Pay more, get more

Feed your pension

Finding extra money can be really tough. But paying in even just a little bit more now can have a big impact on your standard of living when you retire. When you take charge of your pension, you're taking control of your future.

1. Don't lose out on extra payments

Being a member of your company pension means extra money from your employer - on top of your salary. As your employer pays in to your pension, this is a hugely valuable benefit - and if you're not in your company pension, you won't get it.

Your employer may also increase what they pay in if you pay more than just the minimum.

In addition, you may also get tax benefits from HMRC.

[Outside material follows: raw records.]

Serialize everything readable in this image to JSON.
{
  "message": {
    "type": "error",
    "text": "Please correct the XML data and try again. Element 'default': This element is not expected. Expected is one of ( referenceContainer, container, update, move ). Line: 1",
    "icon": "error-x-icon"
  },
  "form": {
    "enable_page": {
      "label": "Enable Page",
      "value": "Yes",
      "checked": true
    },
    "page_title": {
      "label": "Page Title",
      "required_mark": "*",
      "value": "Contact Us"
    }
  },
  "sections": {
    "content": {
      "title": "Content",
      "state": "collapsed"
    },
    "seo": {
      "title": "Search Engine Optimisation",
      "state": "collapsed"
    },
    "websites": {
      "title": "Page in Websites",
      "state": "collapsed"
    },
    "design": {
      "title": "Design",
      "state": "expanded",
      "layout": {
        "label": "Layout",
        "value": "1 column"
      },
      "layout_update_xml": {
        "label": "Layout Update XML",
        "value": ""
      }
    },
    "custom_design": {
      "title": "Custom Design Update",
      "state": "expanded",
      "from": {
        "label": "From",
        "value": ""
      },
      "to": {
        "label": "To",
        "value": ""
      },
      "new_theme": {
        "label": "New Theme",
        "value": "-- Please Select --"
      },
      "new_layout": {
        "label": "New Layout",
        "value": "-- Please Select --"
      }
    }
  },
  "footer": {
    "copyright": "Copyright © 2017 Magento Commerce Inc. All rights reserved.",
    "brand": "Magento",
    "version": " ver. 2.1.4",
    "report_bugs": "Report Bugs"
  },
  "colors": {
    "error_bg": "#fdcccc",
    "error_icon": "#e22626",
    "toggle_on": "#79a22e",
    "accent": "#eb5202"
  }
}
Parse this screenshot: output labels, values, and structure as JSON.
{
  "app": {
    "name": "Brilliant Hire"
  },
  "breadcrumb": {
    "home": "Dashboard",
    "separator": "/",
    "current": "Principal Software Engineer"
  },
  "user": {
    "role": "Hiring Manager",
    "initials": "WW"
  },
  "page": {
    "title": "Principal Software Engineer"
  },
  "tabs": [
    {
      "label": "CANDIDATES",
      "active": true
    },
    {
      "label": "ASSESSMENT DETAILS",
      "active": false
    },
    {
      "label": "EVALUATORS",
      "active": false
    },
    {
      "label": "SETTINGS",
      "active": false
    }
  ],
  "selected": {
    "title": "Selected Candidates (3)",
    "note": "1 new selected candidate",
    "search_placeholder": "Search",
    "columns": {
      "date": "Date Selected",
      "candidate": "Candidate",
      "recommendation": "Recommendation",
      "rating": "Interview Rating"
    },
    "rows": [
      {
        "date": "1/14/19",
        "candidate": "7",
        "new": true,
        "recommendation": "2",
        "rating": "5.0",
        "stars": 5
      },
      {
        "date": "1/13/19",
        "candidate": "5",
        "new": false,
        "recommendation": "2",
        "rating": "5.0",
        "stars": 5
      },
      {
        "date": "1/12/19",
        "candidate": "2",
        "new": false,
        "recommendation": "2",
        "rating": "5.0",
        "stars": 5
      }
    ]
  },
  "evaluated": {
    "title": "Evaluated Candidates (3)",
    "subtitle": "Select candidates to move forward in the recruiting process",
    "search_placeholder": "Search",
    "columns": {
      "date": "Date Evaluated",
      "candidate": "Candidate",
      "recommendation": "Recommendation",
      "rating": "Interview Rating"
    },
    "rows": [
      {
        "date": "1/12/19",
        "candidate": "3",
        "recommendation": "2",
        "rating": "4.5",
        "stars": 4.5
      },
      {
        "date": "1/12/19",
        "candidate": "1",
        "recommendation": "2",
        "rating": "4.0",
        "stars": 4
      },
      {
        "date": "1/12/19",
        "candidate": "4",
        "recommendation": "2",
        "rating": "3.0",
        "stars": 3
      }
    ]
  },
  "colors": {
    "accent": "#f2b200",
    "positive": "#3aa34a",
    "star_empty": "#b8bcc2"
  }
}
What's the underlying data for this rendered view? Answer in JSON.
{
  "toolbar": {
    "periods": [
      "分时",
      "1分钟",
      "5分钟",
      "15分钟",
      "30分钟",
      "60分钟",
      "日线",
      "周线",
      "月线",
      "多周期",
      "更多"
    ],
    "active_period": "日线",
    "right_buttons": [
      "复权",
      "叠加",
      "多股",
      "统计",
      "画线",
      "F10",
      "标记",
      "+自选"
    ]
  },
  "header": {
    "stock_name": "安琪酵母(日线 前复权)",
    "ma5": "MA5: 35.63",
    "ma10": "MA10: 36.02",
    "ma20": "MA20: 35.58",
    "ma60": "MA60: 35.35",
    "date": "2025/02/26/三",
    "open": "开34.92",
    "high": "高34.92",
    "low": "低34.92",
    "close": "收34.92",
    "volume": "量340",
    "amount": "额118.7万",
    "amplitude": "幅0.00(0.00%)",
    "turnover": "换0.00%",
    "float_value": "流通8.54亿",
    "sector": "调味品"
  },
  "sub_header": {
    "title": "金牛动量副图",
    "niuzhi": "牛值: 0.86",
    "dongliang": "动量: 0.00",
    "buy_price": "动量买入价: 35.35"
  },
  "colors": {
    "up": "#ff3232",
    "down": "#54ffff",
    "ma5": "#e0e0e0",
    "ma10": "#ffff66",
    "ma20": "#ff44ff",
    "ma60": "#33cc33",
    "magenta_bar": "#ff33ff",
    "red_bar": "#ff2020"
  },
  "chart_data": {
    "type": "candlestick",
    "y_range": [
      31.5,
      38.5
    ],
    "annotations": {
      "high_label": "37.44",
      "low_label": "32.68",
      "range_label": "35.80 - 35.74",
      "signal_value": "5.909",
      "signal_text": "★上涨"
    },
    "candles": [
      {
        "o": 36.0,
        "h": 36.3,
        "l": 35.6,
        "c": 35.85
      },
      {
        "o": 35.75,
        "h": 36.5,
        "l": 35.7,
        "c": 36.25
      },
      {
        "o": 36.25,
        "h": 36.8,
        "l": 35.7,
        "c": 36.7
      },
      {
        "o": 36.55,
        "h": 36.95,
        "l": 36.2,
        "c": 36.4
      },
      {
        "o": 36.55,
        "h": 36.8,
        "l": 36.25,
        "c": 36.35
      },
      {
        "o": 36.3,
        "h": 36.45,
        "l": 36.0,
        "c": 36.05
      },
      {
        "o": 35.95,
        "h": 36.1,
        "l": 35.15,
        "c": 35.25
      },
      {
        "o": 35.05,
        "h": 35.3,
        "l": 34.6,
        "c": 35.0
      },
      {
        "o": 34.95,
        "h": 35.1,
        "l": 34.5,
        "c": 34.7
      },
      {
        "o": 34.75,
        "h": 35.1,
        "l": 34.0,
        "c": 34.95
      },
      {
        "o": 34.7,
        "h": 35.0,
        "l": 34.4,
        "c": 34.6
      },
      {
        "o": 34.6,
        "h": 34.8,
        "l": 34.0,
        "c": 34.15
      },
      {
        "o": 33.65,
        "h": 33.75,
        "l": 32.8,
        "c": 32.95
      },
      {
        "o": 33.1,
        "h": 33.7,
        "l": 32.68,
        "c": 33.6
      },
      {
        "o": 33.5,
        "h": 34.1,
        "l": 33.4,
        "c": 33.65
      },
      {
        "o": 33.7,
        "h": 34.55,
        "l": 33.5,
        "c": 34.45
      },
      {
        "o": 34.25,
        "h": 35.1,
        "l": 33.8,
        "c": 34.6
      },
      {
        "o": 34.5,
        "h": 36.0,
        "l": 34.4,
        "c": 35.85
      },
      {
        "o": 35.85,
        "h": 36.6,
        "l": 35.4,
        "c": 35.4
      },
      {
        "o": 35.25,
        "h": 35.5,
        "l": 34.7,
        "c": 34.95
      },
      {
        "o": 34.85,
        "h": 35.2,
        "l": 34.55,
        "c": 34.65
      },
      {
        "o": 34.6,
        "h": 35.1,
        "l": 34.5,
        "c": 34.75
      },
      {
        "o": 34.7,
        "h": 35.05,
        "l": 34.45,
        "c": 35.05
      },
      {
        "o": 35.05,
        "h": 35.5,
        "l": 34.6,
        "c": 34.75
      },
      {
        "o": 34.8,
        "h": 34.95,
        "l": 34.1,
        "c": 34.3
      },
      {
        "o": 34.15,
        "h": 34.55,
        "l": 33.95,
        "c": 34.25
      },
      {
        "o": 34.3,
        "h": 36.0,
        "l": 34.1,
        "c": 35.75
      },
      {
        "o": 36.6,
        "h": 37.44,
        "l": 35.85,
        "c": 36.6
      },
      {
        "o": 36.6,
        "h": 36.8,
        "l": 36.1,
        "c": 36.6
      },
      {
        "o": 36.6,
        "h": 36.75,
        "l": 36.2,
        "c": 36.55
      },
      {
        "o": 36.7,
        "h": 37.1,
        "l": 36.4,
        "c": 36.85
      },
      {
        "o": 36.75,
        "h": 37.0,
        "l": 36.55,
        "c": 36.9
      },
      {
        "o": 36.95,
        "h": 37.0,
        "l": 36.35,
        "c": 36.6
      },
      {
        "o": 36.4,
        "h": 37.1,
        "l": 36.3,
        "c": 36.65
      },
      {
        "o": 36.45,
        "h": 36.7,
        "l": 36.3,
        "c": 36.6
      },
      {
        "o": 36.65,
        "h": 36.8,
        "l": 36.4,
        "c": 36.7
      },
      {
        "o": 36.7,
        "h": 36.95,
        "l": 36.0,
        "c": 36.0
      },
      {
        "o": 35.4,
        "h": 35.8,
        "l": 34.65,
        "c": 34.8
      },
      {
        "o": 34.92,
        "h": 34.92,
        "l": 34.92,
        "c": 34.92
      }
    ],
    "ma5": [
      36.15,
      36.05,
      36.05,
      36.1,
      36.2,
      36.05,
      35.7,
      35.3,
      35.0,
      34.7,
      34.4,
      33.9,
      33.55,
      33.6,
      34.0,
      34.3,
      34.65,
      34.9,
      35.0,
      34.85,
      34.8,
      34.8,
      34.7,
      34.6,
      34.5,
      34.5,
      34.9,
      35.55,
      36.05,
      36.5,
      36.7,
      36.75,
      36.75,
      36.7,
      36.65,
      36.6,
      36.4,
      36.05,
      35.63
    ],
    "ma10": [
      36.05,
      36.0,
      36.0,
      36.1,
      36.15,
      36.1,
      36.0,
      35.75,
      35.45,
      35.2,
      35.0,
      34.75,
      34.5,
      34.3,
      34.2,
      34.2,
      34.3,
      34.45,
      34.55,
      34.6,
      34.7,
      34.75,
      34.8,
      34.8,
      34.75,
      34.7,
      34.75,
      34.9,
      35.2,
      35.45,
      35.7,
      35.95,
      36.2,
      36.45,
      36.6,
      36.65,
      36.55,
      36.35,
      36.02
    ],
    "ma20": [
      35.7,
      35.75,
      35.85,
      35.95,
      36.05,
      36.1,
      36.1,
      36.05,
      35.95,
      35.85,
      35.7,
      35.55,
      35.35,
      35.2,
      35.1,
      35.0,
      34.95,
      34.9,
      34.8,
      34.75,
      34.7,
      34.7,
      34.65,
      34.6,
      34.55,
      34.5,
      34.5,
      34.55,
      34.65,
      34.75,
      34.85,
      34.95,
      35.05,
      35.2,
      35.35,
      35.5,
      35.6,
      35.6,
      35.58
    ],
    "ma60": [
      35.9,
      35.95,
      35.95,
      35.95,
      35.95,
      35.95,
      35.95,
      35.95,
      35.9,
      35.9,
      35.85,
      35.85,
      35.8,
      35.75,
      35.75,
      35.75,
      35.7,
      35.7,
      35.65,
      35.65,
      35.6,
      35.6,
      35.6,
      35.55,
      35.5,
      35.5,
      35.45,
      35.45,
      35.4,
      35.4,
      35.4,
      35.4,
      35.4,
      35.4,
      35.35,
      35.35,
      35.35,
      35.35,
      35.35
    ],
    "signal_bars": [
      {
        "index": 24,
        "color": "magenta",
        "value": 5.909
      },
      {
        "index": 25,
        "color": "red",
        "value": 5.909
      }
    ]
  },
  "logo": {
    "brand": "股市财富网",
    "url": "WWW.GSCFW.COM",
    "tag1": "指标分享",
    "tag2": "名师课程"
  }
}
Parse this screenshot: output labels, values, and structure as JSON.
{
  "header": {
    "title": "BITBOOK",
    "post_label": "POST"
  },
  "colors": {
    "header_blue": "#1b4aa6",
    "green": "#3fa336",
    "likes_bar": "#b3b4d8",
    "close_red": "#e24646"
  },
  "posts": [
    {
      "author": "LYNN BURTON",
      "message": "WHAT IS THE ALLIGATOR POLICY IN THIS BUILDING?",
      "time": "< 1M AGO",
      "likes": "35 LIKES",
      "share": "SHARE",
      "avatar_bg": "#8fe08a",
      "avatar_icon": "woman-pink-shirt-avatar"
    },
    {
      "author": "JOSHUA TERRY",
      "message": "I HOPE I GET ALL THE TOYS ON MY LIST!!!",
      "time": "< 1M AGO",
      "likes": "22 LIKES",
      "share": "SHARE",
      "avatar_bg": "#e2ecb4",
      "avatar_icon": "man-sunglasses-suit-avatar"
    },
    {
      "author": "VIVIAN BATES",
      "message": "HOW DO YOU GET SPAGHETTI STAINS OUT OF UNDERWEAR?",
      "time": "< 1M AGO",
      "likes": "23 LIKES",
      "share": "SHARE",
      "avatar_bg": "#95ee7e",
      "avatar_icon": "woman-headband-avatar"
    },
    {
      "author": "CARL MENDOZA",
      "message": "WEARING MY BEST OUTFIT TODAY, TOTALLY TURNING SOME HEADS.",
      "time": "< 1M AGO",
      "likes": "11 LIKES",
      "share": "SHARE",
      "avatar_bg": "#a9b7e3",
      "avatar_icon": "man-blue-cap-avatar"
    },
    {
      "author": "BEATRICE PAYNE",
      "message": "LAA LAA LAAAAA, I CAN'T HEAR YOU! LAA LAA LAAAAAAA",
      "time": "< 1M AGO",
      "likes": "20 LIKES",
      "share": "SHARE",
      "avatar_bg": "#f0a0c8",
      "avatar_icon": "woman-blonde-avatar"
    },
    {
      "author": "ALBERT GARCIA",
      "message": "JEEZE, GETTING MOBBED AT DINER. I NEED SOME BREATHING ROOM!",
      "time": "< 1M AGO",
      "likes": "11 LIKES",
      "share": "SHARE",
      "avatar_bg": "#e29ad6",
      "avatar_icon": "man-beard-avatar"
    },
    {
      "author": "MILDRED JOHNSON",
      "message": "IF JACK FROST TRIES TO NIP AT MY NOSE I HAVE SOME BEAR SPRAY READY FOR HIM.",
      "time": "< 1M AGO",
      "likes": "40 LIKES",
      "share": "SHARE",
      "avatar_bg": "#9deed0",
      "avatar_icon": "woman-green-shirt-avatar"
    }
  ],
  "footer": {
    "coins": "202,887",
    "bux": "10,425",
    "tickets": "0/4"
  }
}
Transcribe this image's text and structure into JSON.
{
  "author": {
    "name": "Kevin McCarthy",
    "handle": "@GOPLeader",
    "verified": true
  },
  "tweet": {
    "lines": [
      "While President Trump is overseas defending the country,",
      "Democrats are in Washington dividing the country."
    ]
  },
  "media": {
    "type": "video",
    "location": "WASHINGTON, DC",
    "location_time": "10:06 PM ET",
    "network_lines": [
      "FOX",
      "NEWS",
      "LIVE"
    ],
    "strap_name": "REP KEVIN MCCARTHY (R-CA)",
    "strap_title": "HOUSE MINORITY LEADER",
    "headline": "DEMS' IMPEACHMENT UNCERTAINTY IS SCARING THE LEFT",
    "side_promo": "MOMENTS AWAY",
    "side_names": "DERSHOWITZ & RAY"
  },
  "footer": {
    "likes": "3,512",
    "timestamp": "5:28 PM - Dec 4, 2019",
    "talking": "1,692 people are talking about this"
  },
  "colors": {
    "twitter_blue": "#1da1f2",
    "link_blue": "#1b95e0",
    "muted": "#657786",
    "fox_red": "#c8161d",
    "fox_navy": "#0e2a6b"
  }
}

Speak to your employer about the options available to you.

2. Increase your payments regularly

Another simple way of potentially boosting your pension is to increase the amount you pay in each year. So why not set an annual reminder in your diary to increase your payments? There may be restrictions on when and how you can increase your payments, so check with your employer for more details.

If you get a pay rise, this might be a good time to think about increasing your payments too. Regular increases can keep your payments manageable, in line with inflation and have a big impact on how much you could get back.

Increasing your pension payments by a small percentage each year could make a big difference. For example, if you start your payments at £150 a month and increase your payments by 5%, then the next year you pay £157.50 a month.

You can use our handy tool to try different payment amounts and see the effect of increasing your payments.

Use the retirement planner

3. Make a lump-sum payment

There are advantages to putting a one-off payment into your pension. For example, if you receive a bonus and pay it into your pension, you'll get tax benefits from HMRC. Find out more.

4. Remember, pensions are flexible

Finding extra cash can be difficult. But you can pay more into your pension when you can afford it - and then drop back to a comfortable level when you can't.

 Important information and assumptions

It's important to remember that a pension is normally a long term commitment. As with any investment its value can go down as well as up and may be worth less than what was paid in.

Laws and tax rules may change in the future. The information here is based on our understanding in April 2021. Your own circumstances, including where you live in the UK will also have an impact on tax treatment.